--- WHAT TO WORK ON ---
Copy each line below holding "heading".
--- DATASET RECORDS ---
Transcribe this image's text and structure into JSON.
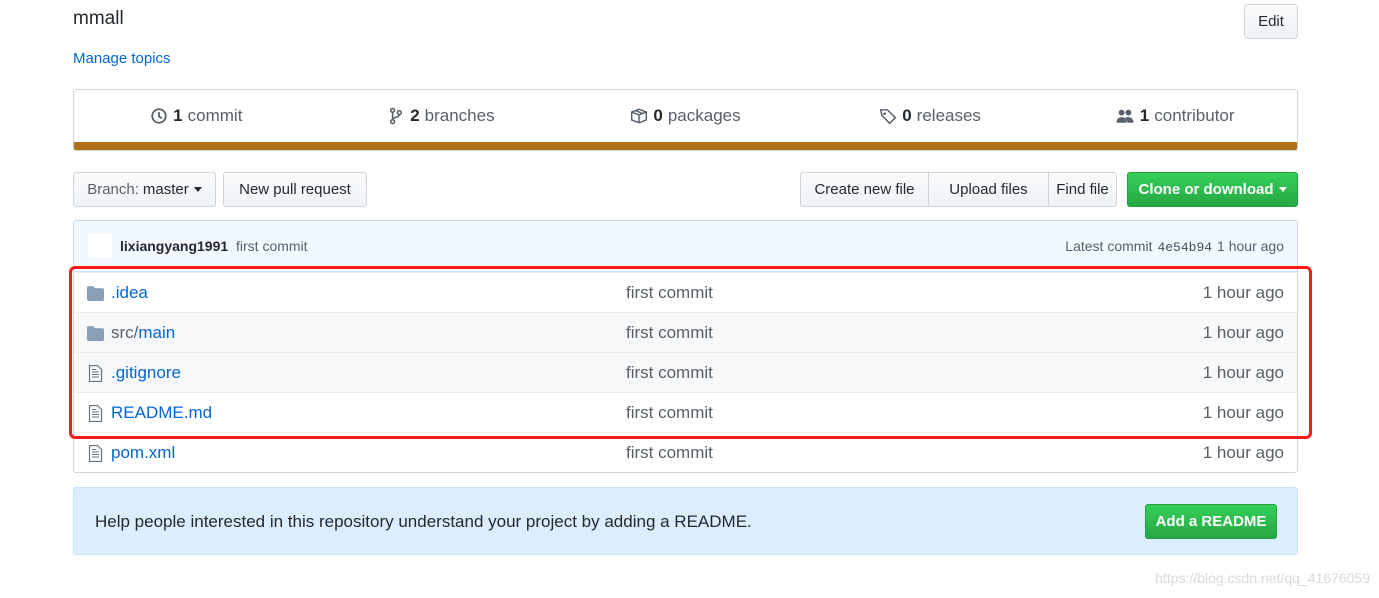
{
  "repo": {
    "description": "mmall",
    "manage_topics": "Manage topics",
    "edit_label": "Edit"
  },
  "summary": {
    "commits": {
      "count": "1",
      "label": "commit",
      "icon": "history-icon"
    },
    "branches": {
      "count": "2",
      "label": "branches",
      "icon": "branch-icon"
    },
    "packages": {
      "count": "0",
      "label": "packages",
      "icon": "package-icon"
    },
    "releases": {
      "count": "0",
      "label": "releases",
      "icon": "tag-icon"
    },
    "contributors": {
      "count": "1",
      "label": "contributor",
      "icon": "people-icon"
    },
    "language_color": "#b07219"
  },
  "toolbar": {
    "branch_prefix": "Branch:",
    "branch_name": "master",
    "new_pull_request": "New pull request",
    "create_new_file": "Create new file",
    "upload_files": "Upload files",
    "find_file": "Find file",
    "clone_or_download": "Clone or download"
  },
  "commit_tease": {
    "author": "lixiangyang1991",
    "message": "first commit",
    "latest_label": "Latest commit",
    "sha": "4e54b94",
    "age": "1 hour ago"
  },
  "files": [
    {
      "type": "folder",
      "prefix": "",
      "name": ".idea",
      "message": "first commit",
      "age": "1 hour ago"
    },
    {
      "type": "folder",
      "prefix": "src/",
      "name": "main",
      "message": "first commit",
      "age": "1 hour ago"
    },
    {
      "type": "file",
      "prefix": "",
      "name": ".gitignore",
      "message": "first commit",
      "age": "1 hour ago"
    },
    {
      "type": "file",
      "prefix": "",
      "name": "README.md",
      "message": "first commit",
      "age": "1 hour ago"
    },
    {
      "type": "file",
      "prefix": "",
      "name": "pom.xml",
      "message": "first commit",
      "age": "1 hour ago"
    }
  ],
  "readme_prompt": {
    "text": "Help people interested in this repository understand your project by adding a README.",
    "button": "Add a README"
  },
  "watermark": "https://blog.csdn.net/qq_41676059",
  "colors": {
    "link": "#0366d6",
    "primary_green": "#28a745",
    "highlight": "#ff1a1a"
  }
}
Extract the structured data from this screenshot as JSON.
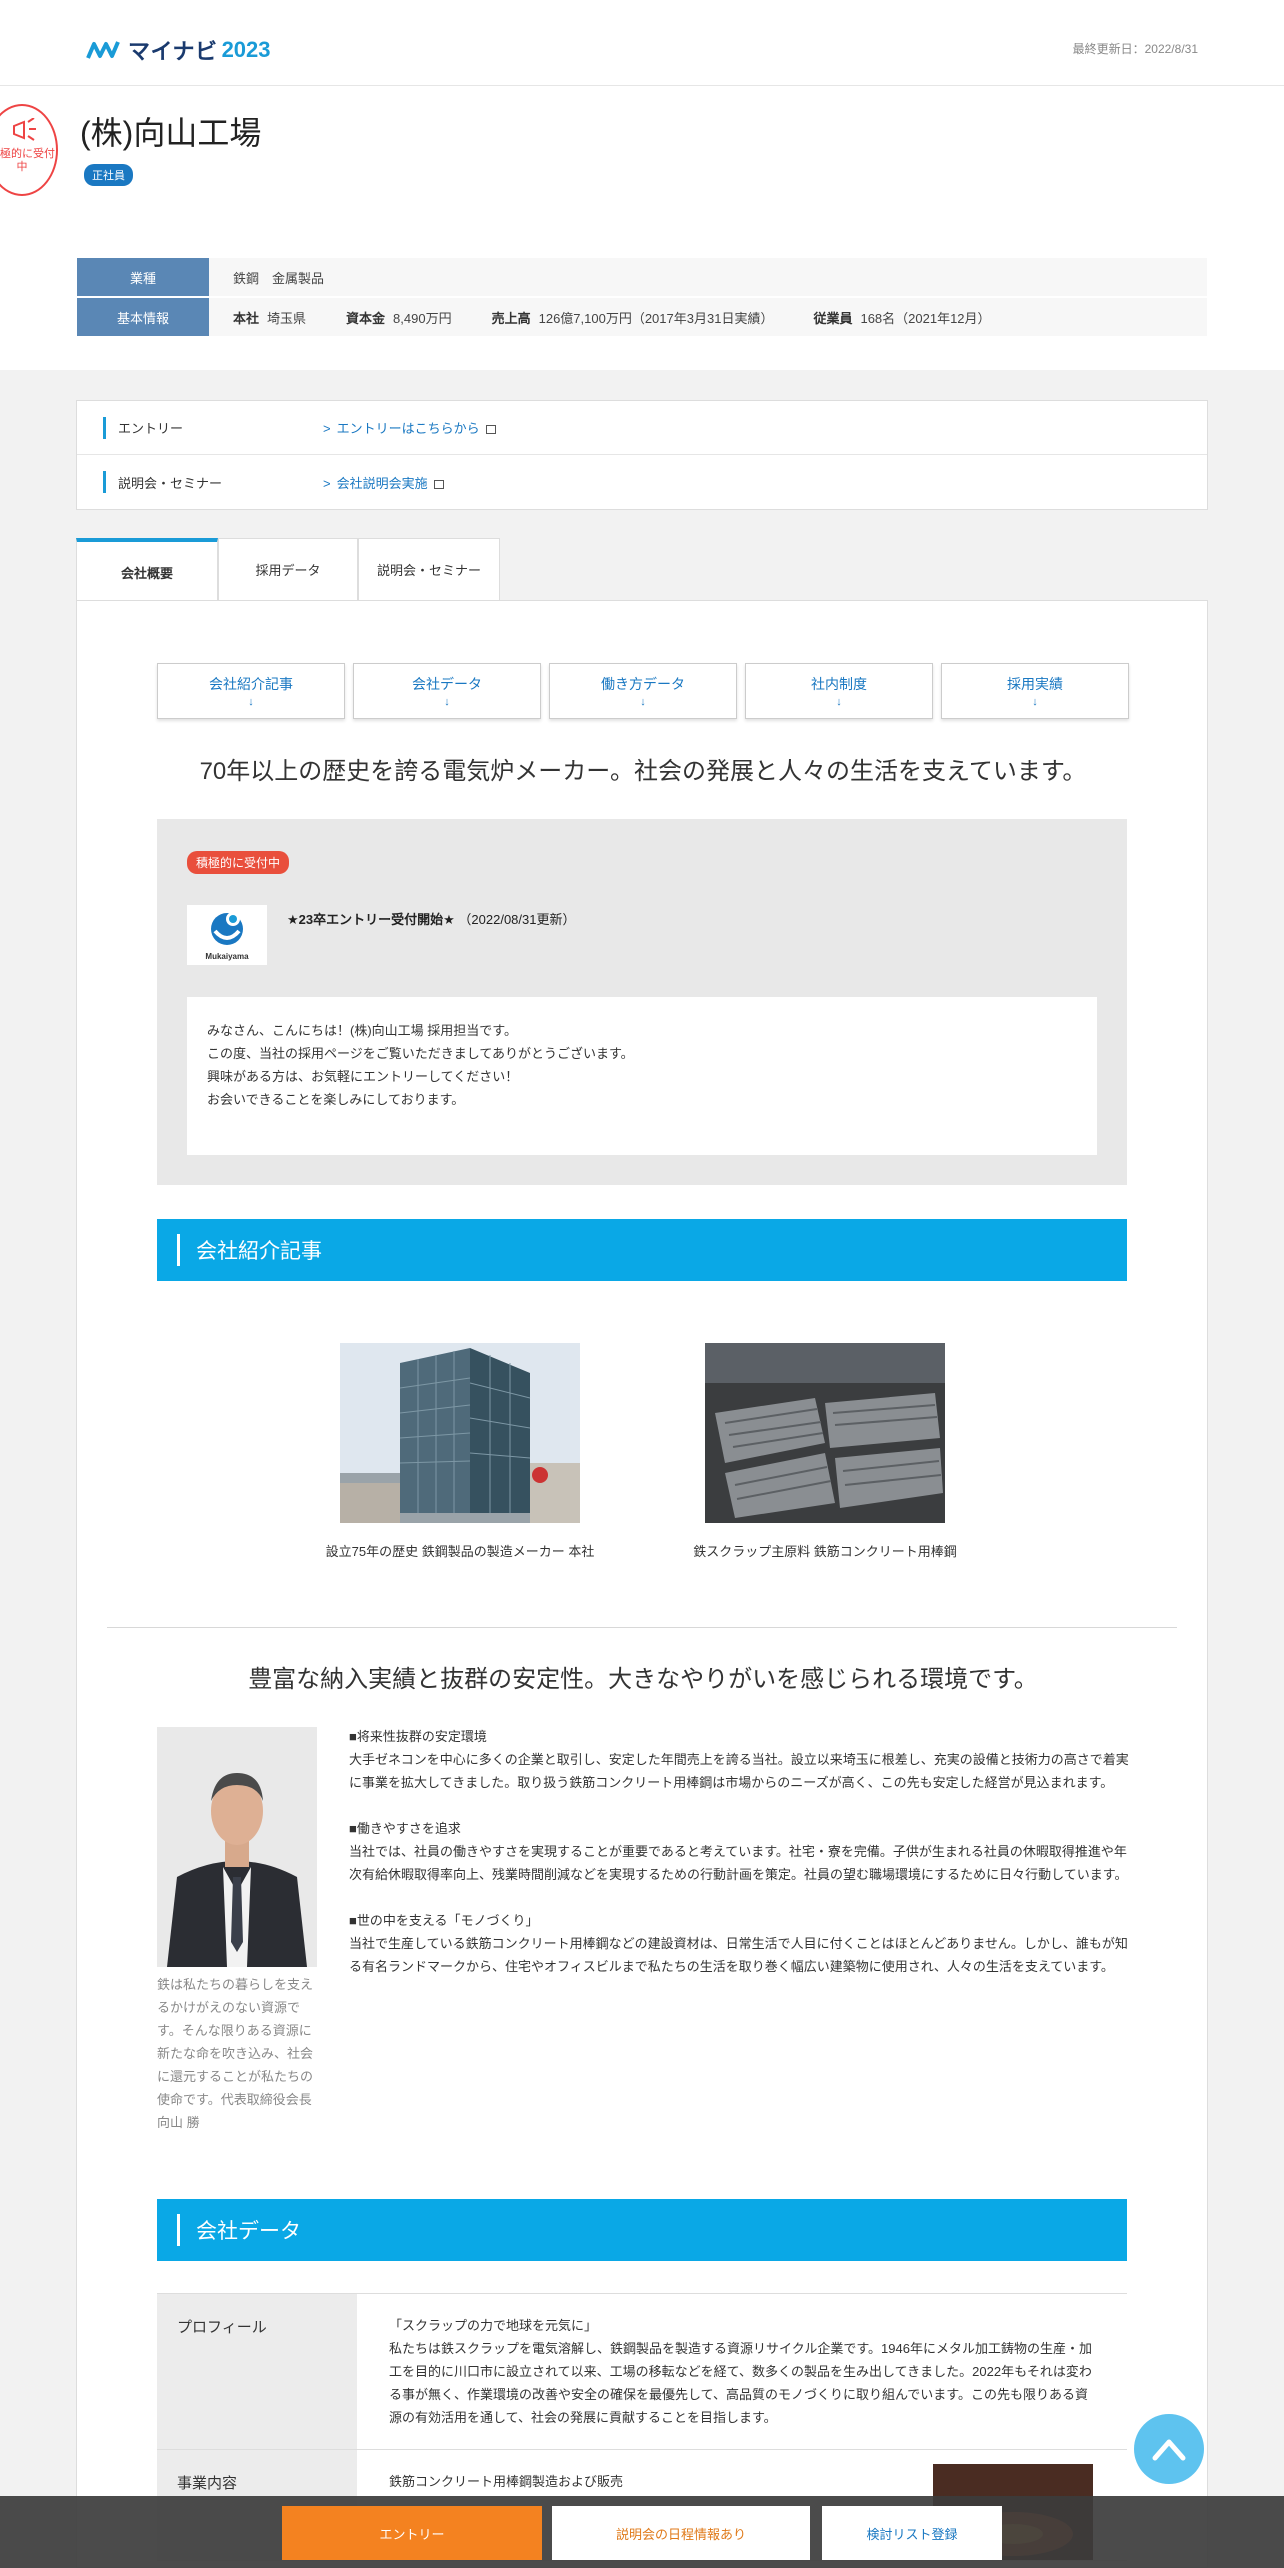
{
  "header": {
    "logo_text": "マイナビ",
    "logo_year": "2023",
    "updated": "最終更新日：2022/8/31"
  },
  "company": {
    "badge_text": "積極的に受付中",
    "name": "(株)向山工場",
    "employment_tag": "正社員"
  },
  "info": {
    "industry_label": "業種",
    "industry_value": "鉄鋼　金属製品",
    "basic_label": "基本情報",
    "hq_label": "本社",
    "hq_value": "埼玉県",
    "capital_label": "資本金",
    "capital_value": "8,490万円",
    "sales_label": "売上高",
    "sales_value": "126億7,100万円（2017年3月31日実績）",
    "staff_label": "従業員",
    "staff_value": "168名（2021年12月）"
  },
  "entry_box": {
    "entry_label": "エントリー",
    "entry_link": "エントリーはこちらから",
    "seminar_label": "説明会・セミナー",
    "seminar_link": "会社説明会実施"
  },
  "tabs": [
    "会社概要",
    "採用データ",
    "説明会・セミナー"
  ],
  "subnav": [
    "会社紹介記事",
    "会社データ",
    "働き方データ",
    "社内制度",
    "採用実績"
  ],
  "subnav_arrow": "↓",
  "catch1": "70年以上の歴史を誇る電気炉メーカー。社会の発展と人々の生活を支えています。",
  "message": {
    "tag": "積極的に受付中",
    "logo_caption": "Mukaiyama",
    "title": "★23卒エントリー受付開始★",
    "date": "（2022/08/31更新）",
    "lines": [
      "みなさん、こんにちは！(株)向山工場 採用担当です。",
      "この度、当社の採用ページをご覧いただきましてありがとうございます。",
      "興味がある方は、お気軽にエントリーしてください！",
      "お会いできることを楽しみにしております。"
    ]
  },
  "intro_section": {
    "title": "会社紹介記事",
    "caption1": "設立75年の歴史 鉄鋼製品の製造メーカー 本社",
    "caption2": "鉄スクラップ主原料 鉄筋コンクリート用棒鋼"
  },
  "catch2": "豊富な納入実績と抜群の安定性。大きなやりがいを感じられる環境です。",
  "president_caption": "鉄は私たちの暮らしを支えるかけがえのない資源です。そんな限りある資源に新たな命を吹き込み、社会に還元することが私たちの使命です。代表取締役会長　向山 勝",
  "feature_text": [
    {
      "heading": "■将来性抜群の安定環境",
      "body": "大手ゼネコンを中心に多くの企業と取引し、安定した年間売上を誇る当社。設立以来埼玉に根差し、充実の設備と技術力の高さで着実に事業を拡大してきました。取り扱う鉄筋コンクリート用棒鋼は市場からのニーズが高く、この先も安定した経営が見込まれます。"
    },
    {
      "heading": "■働きやすさを追求",
      "body": "当社では、社員の働きやすさを実現することが重要であると考えています。社宅・寮を完備。子供が生まれる社員の休暇取得推進や年次有給休暇取得率向上、残業時間削減などを実現するための行動計画を策定。社員の望む職場環境にするために日々行動しています。"
    },
    {
      "heading": "■世の中を支える「モノづくり」",
      "body": "当社で生産している鉄筋コンクリート用棒鋼などの建設資材は、日常生活で人目に付くことはほとんどありません。しかし、誰もが知る有名ランドマークから、住宅やオフィスビルまで私たちの生活を取り巻く幅広い建築物に使用され、人々の生活を支えています。"
    }
  ],
  "data_section": {
    "title": "会社データ",
    "profile_label": "プロフィール",
    "profile_lines": [
      "「スクラップの力で地球を元気に」",
      "私たちは鉄スクラップを電気溶解し、鉄鋼製品を製造する資源リサイクル企業です。1946年にメタル加工鋳物の生産・加工を目的に川口市に設立されて以来、工場の移転などを経て、数多くの製品を生み出してきました。2022年もそれは変わる事が無く、作業環境の改善や安全の確保を最優先して、高品質のモノづくりに取り組んでいます。この先も限りある資源の有効活用を通して、社会の発展に貢献することを目指します。"
    ],
    "business_label": "事業内容",
    "business_value": "鉄筋コンクリート用棒鋼製造および販売"
  },
  "bottom_bar": {
    "entry": "エントリー",
    "seminar": "説明会の日程情報あり",
    "list": "検討リスト登録"
  },
  "colors": {
    "accent_blue": "#0aa8e6",
    "link_blue": "#1a78c2",
    "entry_orange": "#f48220",
    "hot_red": "#e94f3c"
  }
}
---
--- ANSWER FOR THE TASK ---
      "heading": "■将来性抜群の安定環境",
      "heading": "■働きやすさを追求",
      "heading": "■世の中を支える「モノづくり」",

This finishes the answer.